Entries supplied »
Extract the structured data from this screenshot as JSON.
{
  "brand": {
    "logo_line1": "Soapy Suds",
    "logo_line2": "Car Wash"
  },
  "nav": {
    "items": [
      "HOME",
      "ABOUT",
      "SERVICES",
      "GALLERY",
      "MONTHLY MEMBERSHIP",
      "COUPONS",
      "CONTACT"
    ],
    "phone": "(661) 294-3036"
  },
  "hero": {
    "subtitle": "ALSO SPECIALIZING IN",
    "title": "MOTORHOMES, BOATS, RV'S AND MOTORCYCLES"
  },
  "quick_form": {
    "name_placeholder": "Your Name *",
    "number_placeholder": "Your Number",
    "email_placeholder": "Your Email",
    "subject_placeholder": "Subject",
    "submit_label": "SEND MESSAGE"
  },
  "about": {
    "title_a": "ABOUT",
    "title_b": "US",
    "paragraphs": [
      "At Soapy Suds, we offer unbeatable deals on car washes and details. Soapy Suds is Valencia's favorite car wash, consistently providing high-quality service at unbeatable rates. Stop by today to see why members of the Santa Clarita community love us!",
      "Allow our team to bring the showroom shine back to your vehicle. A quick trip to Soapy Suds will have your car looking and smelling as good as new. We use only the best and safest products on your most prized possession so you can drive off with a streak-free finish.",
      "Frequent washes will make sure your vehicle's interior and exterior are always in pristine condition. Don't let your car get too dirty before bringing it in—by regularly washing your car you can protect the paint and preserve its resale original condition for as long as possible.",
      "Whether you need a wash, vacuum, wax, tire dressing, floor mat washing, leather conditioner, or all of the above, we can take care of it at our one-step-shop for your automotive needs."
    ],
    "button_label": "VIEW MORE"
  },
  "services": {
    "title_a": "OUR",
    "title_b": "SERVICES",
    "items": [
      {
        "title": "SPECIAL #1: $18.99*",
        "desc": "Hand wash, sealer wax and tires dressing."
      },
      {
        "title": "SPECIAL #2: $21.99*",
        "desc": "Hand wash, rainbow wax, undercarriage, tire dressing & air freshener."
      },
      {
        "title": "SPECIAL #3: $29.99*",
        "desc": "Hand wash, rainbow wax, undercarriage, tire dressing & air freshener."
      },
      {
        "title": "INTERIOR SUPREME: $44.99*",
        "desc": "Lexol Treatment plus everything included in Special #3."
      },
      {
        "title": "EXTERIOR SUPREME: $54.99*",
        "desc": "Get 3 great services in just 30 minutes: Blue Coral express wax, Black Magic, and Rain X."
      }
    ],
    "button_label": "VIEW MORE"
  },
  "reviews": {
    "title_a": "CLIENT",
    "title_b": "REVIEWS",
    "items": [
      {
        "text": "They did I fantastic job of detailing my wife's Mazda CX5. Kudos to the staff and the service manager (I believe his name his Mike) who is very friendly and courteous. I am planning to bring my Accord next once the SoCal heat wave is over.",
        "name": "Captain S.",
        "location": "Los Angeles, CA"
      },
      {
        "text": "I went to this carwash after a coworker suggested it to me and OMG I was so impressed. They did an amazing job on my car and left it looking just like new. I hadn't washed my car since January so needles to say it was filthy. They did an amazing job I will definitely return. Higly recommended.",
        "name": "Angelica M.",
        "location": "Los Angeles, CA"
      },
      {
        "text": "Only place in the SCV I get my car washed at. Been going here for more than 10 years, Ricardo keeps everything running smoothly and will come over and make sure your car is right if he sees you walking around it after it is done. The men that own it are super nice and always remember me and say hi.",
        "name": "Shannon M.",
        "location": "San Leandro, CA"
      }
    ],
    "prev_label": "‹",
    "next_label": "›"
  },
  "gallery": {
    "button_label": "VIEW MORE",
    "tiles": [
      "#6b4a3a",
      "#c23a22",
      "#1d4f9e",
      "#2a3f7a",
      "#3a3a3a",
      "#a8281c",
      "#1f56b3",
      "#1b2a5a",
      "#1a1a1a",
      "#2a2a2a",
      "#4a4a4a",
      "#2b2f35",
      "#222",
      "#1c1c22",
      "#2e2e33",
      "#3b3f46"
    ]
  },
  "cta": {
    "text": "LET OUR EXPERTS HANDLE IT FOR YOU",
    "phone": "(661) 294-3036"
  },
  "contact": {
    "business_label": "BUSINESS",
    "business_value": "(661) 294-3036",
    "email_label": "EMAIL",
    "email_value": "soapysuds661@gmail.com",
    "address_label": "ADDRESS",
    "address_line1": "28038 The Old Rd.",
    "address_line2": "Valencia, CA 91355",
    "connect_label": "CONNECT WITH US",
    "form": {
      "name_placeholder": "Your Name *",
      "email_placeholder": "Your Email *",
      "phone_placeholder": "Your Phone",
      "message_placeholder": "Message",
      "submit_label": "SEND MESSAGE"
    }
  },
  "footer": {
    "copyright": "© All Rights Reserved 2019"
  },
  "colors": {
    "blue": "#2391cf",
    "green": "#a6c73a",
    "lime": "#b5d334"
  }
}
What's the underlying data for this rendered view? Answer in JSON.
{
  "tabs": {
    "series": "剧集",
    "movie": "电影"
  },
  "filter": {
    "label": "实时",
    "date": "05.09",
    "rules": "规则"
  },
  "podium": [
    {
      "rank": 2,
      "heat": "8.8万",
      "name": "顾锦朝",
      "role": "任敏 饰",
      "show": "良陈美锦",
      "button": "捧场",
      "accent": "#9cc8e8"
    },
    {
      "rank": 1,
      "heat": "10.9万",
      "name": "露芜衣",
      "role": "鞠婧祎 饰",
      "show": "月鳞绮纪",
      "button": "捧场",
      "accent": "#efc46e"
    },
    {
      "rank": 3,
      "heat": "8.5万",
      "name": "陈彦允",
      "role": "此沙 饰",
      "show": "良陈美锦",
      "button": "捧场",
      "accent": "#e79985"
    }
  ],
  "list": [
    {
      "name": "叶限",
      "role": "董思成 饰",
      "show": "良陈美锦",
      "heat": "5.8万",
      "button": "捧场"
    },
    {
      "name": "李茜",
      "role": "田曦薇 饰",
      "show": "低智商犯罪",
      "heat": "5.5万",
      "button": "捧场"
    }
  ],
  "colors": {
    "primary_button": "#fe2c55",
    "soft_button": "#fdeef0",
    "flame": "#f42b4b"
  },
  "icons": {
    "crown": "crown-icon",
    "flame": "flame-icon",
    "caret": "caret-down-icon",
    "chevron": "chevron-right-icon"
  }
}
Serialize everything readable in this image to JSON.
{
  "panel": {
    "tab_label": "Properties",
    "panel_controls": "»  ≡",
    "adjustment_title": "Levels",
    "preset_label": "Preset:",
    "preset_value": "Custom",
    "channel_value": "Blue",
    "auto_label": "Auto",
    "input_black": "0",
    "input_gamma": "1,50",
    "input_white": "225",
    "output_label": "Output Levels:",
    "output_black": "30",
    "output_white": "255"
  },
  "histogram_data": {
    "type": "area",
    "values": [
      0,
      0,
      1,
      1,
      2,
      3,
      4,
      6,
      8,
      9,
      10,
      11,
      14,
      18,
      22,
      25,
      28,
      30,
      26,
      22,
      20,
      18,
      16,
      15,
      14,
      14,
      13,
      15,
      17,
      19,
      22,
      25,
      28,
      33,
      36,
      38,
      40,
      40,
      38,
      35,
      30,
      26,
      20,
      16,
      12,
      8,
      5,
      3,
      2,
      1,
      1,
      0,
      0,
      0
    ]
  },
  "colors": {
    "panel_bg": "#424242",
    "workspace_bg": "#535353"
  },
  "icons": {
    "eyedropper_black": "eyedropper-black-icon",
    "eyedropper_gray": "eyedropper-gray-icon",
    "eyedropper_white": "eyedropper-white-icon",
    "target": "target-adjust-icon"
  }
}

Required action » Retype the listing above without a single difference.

Task result »
Extract the structured data from this screenshot as JSON.
{
  "brand": {
    "logo_line1": "Soapy Suds",
    "logo_line2": "Car Wash"
  },
  "nav": {
    "items": [
      "HOME",
      "ABOUT",
      "SERVICES",
      "GALLERY",
      "MONTHLY MEMBERSHIP",
      "COUPONS",
      "CONTACT"
    ],
    "phone": "(661) 294-3036"
  },
  "hero": {
    "subtitle": "ALSO SPECIALIZING IN",
    "title": "MOTORHOMES, BOATS, RV'S AND MOTORCYCLES"
  },
  "quick_form": {
    "name_placeholder": "Your Name *",
    "number_placeholder": "Your Number",
    "email_placeholder": "Your Email",
    "subject_placeholder": "Subject",
    "submit_label": "SEND MESSAGE"
  },
  "about": {
    "title_a": "ABOUT",
    "title_b": "US",
    "paragraphs": [
      "At Soapy Suds, we offer unbeatable deals on car washes and details. Soapy Suds is Valencia's favorite car wash, consistently providing high-quality service at unbeatable rates. Stop by today to see why members of the Santa Clarita community love us!",
      "Allow our team to bring the showroom shine back to your vehicle. A quick trip to Soapy Suds will have your car looking and smelling as good as new. We use only the best and safest products on your most prized possession so you can drive off with a streak-free finish.",
      "Frequent washes will make sure your vehicle's interior and exterior are always in pristine condition. Don't let your car get too dirty before bringing it in—by regularly washing your car you can protect the paint and preserve its resale original condition for as long as possible.",
      "Whether you need a wash, vacuum, wax, tire dressing, floor mat washing, leather conditioner, or all of the above, we can take care of it at our one-step-shop for your automotive needs."
    ],
    "button_label": "VIEW MORE"
  },
  "services": {
    "title_a": "OUR",
    "title_b": "SERVICES",
    "items": [
      {
        "title": "SPECIAL #1: $18.99*",
        "desc": "Hand wash, sealer wax and tires dressing."
      },
      {
        "title": "SPECIAL #2: $21.99*",
        "desc": "Hand wash, rainbow wax, undercarriage, tire dressing & air freshener."
      },
      {
        "title": "SPECIAL #3: $29.99*",
        "desc": "Hand wash, rainbow wax, undercarriage, tire dressing & air freshener."
      },
      {
        "title": "INTERIOR SUPREME: $44.99*",
        "desc": "Lexol Treatment plus everything included in Special #3."
      },
      {
        "title": "EXTERIOR SUPREME: $54.99*",
        "desc": "Get 3 great services in just 30 minutes: Blue Coral express wax, Black Magic, and Rain X."
      }
    ],
    "button_label": "VIEW MORE"
  },
  "reviews": {
    "title_a": "CLIENT",
    "title_b": "REVIEWS",
    "items": [
      {
        "text": "They did I fantastic job of detailing my wife's Mazda CX5. Kudos to the staff and the service manager (I believe his name his Mike) who is very friendly and courteous. I am planning to bring my Accord next once the SoCal heat wave is over.",
        "name": "Captain S.",
        "location": "Los Angeles, CA"
      },
      {
        "text": "I went to this carwash after a coworker suggested it to me and OMG I was so impressed. They did an amazing job on my car and left it looking just like new. I hadn't washed my car since January so needles to say it was filthy. They did an amazing job I will definitely return. Higly recommended.",
        "name": "Angelica M.",
        "location": "Los Angeles, CA"
      },
      {
        "text": "Only place in the SCV I get my car washed at. Been going here for more than 10 years, Ricardo keeps everything running smoothly and will come over and make sure your car is right if he sees you walking around it after it is done. The men that own it are super nice and always remember me and say hi.",
        "name": "Shannon M.",
        "location": "San Leandro, CA"
      }
    ],
    "prev_label": "‹",
    "next_label": "›"
  },
  "gallery": {
    "button_label": "VIEW MORE",
    "tiles": [
      "#6b4a3a",
      "#c23a22",
      "#1d4f9e",
      "#2a3f7a",
      "#3a3a3a",
      "#a8281c",
      "#1f56b3",
      "#1b2a5a",
      "#1a1a1a",
      "#2a2a2a",
      "#4a4a4a",
      "#2b2f35",
      "#222",
      "#1c1c22",
      "#2e2e33",
      "#3b3f46"
    ]
  },
  "cta": {
    "text": "LET OUR EXPERTS HANDLE IT FOR YOU",
    "phone": "(661) 294-3036"
  },
  "contact": {
    "business_label": "BUSINESS",
    "business_value": "(661) 294-3036",
    "email_label": "EMAIL",
    "email_value": "soapysuds661@gmail.com",
    "address_label": "ADDRESS",
    "address_line1": "28038 The Old Rd.",
    "address_line2": "Valencia, CA 91355",
    "connect_label": "CONNECT WITH US",
    "form": {
      "name_placeholder": "Your Name *",
      "email_placeholder": "Your Email *",
      "phone_placeholder": "Your Phone",
      "message_placeholder": "Message",
      "submit_label": "SEND MESSAGE"
    }
  },
  "footer": {
    "copyright": "© All Rights Reserved 2019"
  },
  "colors": {
    "blue": "#2391cf",
    "green": "#a6c73a",
    "lime": "#b5d334"
  }
}
What's the underlying data for this rendered view? Answer in JSON.
{
  "tabs": {
    "series": "剧集",
    "movie": "电影"
  },
  "filter": {
    "label": "实时",
    "date": "05.09",
    "rules": "规则"
  },
  "podium": [
    {
      "rank": 2,
      "heat": "8.8万",
      "name": "顾锦朝",
      "role": "任敏 饰",
      "show": "良陈美锦",
      "button": "捧场",
      "accent": "#9cc8e8"
    },
    {
      "rank": 1,
      "heat": "10.9万",
      "name": "露芜衣",
      "role": "鞠婧祎 饰",
      "show": "月鳞绮纪",
      "button": "捧场",
      "accent": "#efc46e"
    },
    {
      "rank": 3,
      "heat": "8.5万",
      "name": "陈彦允",
      "role": "此沙 饰",
      "show": "良陈美锦",
      "button": "捧场",
      "accent": "#e79985"
    }
  ],
  "list": [
    {
      "name": "叶限",
      "role": "董思成 饰",
      "show": "良陈美锦",
      "heat": "5.8万",
      "button": "捧场"
    },
    {
      "name": "李茜",
      "role": "田曦薇 饰",
      "show": "低智商犯罪",
      "heat": "5.5万",
      "button": "捧场"
    }
  ],
  "colors": {
    "primary_button": "#fe2c55",
    "soft_button": "#fdeef0",
    "flame": "#f42b4b"
  },
  "icons": {
    "crown": "crown-icon",
    "flame": "flame-icon",
    "caret": "caret-down-icon",
    "chevron": "chevron-right-icon"
  }
}
Serialize everything readable in this image to JSON.
{
  "panel": {
    "tab_label": "Properties",
    "panel_controls": "»  ≡",
    "adjustment_title": "Levels",
    "preset_label": "Preset:",
    "preset_value": "Custom",
    "channel_value": "Blue",
    "auto_label": "Auto",
    "input_black": "0",
    "input_gamma": "1,50",
    "input_white": "225",
    "output_label": "Output Levels:",
    "output_black": "30",
    "output_white": "255"
  },
  "histogram_data": {
    "type": "area",
    "values": [
      0,
      0,
      1,
      1,
      2,
      3,
      4,
      6,
      8,
      9,
      10,
      11,
      14,
      18,
      22,
      25,
      28,
      30,
      26,
      22,
      20,
      18,
      16,
      15,
      14,
      14,
      13,
      15,
      17,
      19,
      22,
      25,
      28,
      33,
      36,
      38,
      40,
      40,
      38,
      35,
      30,
      26,
      20,
      16,
      12,
      8,
      5,
      3,
      2,
      1,
      1,
      0,
      0,
      0
    ]
  },
  "colors": {
    "panel_bg": "#424242",
    "workspace_bg": "#535353"
  },
  "icons": {
    "eyedropper_black": "eyedropper-black-icon",
    "eyedropper_gray": "eyedropper-gray-icon",
    "eyedropper_white": "eyedropper-white-icon",
    "target": "target-adjust-icon"
  }
}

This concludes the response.